Extract all lines that hold "author" from the records below.

START Available records

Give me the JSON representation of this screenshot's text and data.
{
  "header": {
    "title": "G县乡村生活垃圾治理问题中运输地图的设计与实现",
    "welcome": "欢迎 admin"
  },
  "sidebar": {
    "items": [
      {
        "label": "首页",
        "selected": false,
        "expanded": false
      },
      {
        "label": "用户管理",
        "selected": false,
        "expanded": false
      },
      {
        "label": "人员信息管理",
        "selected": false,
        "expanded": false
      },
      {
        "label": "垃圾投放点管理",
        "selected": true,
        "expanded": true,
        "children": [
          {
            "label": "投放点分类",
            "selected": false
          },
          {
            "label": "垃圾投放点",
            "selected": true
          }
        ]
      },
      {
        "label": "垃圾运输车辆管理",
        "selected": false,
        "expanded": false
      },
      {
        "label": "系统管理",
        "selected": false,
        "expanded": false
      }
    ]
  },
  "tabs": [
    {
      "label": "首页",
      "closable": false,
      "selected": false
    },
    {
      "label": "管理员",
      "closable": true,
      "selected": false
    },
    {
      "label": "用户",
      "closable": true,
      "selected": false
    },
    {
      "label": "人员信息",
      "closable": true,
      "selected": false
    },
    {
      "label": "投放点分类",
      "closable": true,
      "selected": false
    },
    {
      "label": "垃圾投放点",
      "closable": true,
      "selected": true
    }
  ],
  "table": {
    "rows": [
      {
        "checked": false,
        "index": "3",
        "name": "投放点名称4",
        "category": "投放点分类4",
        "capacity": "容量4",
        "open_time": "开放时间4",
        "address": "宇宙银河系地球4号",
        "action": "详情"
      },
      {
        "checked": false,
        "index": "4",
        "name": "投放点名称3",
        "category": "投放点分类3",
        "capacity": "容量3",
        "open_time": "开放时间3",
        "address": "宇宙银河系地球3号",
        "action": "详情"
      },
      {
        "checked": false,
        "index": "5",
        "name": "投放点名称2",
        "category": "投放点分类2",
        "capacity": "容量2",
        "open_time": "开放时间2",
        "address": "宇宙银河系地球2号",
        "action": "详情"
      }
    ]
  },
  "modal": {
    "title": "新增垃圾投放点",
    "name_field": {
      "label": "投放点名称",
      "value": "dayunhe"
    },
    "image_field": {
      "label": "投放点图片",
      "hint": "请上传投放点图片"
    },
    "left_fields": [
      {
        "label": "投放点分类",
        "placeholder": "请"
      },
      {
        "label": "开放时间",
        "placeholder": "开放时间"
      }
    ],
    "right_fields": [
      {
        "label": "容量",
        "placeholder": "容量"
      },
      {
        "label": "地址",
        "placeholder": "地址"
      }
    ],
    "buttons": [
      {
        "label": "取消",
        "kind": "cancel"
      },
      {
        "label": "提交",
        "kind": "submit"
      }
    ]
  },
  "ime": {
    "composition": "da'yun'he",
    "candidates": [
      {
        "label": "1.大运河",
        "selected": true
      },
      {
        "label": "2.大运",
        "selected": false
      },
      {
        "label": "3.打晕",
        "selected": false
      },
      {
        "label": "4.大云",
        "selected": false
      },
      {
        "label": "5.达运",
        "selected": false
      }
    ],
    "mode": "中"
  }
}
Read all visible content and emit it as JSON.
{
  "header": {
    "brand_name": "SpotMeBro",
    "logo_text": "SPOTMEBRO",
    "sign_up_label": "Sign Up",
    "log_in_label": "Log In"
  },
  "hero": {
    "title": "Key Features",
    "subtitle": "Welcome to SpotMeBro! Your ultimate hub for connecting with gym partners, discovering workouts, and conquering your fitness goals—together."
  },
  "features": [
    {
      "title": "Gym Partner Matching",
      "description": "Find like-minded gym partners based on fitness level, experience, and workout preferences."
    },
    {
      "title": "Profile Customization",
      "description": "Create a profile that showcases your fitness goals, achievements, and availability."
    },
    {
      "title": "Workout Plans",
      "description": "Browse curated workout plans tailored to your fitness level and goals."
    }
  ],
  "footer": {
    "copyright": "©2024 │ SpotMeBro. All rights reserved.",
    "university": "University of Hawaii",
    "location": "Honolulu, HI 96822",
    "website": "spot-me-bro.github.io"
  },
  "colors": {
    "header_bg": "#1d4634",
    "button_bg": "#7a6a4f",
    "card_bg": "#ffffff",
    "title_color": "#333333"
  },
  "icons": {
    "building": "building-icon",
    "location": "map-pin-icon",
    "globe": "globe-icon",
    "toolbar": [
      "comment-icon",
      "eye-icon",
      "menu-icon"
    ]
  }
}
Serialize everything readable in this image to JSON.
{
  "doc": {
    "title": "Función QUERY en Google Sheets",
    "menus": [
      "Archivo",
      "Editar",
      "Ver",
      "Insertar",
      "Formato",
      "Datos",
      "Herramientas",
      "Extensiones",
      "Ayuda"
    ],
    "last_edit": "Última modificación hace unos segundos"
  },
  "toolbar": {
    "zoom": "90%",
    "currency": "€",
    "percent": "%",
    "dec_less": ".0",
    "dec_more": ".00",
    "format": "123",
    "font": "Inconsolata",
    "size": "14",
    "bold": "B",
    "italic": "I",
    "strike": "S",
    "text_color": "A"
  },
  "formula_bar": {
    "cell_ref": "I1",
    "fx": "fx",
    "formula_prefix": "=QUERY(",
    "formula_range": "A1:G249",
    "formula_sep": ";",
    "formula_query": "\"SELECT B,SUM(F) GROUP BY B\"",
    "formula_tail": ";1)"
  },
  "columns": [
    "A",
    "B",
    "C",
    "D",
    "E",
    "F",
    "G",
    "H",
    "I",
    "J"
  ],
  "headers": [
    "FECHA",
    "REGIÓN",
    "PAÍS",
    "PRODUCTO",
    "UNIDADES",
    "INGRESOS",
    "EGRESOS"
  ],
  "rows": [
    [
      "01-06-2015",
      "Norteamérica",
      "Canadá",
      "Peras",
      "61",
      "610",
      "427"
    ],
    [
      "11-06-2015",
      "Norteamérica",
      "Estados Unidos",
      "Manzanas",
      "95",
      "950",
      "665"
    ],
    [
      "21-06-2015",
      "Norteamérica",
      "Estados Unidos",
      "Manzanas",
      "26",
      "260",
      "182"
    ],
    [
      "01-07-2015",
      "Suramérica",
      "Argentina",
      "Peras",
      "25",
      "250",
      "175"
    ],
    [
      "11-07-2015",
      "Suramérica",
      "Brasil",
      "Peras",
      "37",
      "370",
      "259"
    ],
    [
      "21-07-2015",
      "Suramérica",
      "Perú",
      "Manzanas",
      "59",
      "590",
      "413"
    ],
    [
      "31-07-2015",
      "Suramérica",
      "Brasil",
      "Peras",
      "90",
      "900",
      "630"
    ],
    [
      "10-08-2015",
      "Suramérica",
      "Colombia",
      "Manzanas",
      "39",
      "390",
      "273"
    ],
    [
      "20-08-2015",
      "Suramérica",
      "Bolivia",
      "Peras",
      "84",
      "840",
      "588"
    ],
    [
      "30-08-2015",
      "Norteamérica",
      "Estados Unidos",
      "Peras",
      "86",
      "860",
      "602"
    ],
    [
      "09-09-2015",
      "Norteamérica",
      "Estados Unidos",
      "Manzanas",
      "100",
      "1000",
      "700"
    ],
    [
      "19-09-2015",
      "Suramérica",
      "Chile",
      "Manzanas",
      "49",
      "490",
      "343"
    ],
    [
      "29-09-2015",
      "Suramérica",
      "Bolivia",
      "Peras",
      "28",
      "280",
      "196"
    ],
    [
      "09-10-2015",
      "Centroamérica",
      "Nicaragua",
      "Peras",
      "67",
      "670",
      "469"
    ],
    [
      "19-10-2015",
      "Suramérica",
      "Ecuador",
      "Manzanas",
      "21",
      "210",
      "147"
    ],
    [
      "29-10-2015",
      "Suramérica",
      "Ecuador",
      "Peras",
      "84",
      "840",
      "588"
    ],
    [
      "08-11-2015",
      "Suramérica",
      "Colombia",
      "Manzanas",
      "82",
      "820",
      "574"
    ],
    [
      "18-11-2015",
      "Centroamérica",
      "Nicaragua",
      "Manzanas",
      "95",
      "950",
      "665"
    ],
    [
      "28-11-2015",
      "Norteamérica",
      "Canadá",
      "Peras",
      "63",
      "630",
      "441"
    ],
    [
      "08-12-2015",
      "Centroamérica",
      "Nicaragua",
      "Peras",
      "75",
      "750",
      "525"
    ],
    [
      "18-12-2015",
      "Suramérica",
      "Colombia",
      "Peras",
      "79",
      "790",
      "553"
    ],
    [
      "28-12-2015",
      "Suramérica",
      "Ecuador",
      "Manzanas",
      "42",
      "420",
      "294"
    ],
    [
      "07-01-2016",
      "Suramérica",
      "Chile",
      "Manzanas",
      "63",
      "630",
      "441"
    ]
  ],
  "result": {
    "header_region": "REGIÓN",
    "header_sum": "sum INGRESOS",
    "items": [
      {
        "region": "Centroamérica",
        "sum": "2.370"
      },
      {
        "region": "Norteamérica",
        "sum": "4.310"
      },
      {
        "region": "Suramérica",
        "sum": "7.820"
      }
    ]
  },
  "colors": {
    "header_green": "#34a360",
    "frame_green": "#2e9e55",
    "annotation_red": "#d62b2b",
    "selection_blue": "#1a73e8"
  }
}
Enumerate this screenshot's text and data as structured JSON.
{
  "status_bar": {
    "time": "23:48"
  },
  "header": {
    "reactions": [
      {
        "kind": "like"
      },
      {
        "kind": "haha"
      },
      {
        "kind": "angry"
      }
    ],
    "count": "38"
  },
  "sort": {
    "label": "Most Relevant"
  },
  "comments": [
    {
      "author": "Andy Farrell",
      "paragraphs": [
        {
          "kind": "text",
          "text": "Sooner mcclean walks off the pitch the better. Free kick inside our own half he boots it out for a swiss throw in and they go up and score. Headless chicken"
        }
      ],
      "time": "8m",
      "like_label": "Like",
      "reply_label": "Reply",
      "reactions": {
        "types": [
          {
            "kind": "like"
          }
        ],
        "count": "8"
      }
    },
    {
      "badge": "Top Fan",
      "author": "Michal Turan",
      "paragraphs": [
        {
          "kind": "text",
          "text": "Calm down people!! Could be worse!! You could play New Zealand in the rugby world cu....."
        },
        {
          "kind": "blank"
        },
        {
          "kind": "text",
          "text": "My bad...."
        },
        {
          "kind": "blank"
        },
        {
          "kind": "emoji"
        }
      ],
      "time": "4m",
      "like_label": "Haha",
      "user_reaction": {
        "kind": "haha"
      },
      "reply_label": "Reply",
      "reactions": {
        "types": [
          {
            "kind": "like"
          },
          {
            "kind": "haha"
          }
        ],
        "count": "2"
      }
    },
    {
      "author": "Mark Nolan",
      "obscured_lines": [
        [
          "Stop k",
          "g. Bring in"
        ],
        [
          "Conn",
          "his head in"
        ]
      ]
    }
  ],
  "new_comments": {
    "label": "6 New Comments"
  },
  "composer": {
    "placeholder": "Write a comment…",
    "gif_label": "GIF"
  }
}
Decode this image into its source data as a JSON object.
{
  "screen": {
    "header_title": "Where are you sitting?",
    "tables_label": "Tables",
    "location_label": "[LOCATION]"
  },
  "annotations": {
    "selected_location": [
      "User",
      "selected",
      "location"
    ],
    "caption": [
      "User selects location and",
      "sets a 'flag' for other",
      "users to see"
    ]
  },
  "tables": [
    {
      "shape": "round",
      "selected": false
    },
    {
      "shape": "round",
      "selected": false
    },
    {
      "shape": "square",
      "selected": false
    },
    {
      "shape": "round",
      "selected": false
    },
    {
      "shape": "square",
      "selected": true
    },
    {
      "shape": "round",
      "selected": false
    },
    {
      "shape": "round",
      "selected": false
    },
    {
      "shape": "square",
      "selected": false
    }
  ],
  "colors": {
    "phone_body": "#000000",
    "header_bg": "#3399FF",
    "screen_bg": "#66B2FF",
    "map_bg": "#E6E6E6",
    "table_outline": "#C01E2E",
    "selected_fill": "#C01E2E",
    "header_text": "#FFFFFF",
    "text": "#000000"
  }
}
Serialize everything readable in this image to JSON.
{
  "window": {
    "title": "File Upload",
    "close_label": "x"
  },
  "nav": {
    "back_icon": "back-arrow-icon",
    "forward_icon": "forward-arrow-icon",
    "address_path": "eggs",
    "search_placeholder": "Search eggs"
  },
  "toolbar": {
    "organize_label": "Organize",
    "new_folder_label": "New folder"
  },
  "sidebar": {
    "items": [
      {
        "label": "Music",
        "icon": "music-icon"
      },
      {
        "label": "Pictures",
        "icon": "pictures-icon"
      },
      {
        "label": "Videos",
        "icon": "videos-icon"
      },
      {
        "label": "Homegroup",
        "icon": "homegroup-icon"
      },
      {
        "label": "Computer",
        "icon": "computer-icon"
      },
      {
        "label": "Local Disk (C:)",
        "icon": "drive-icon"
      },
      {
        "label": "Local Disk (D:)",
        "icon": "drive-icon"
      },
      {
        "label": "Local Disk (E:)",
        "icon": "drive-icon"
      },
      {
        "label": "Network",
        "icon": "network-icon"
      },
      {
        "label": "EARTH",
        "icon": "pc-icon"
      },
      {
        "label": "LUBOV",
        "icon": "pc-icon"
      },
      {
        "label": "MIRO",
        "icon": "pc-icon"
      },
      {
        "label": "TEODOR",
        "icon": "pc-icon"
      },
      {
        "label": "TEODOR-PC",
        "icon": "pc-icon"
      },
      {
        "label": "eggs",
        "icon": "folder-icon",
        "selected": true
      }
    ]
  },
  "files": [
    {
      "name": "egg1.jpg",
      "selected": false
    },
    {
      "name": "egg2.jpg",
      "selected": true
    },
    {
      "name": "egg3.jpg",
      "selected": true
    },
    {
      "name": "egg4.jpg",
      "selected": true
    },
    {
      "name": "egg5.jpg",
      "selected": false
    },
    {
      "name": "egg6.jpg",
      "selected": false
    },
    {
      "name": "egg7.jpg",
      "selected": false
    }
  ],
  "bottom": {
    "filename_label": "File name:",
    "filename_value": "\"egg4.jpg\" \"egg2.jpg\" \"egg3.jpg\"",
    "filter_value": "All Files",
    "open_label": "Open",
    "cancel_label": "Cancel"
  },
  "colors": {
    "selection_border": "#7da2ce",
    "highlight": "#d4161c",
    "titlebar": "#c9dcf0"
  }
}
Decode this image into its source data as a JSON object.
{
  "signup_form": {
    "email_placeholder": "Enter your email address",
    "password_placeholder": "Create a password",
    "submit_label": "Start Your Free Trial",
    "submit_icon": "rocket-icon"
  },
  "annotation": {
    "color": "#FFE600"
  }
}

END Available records

▶ _Answer to this problem_:
      "author": "Andy Farrell",
      "author": "Michal Turan",
      "author": "Mark Nolan",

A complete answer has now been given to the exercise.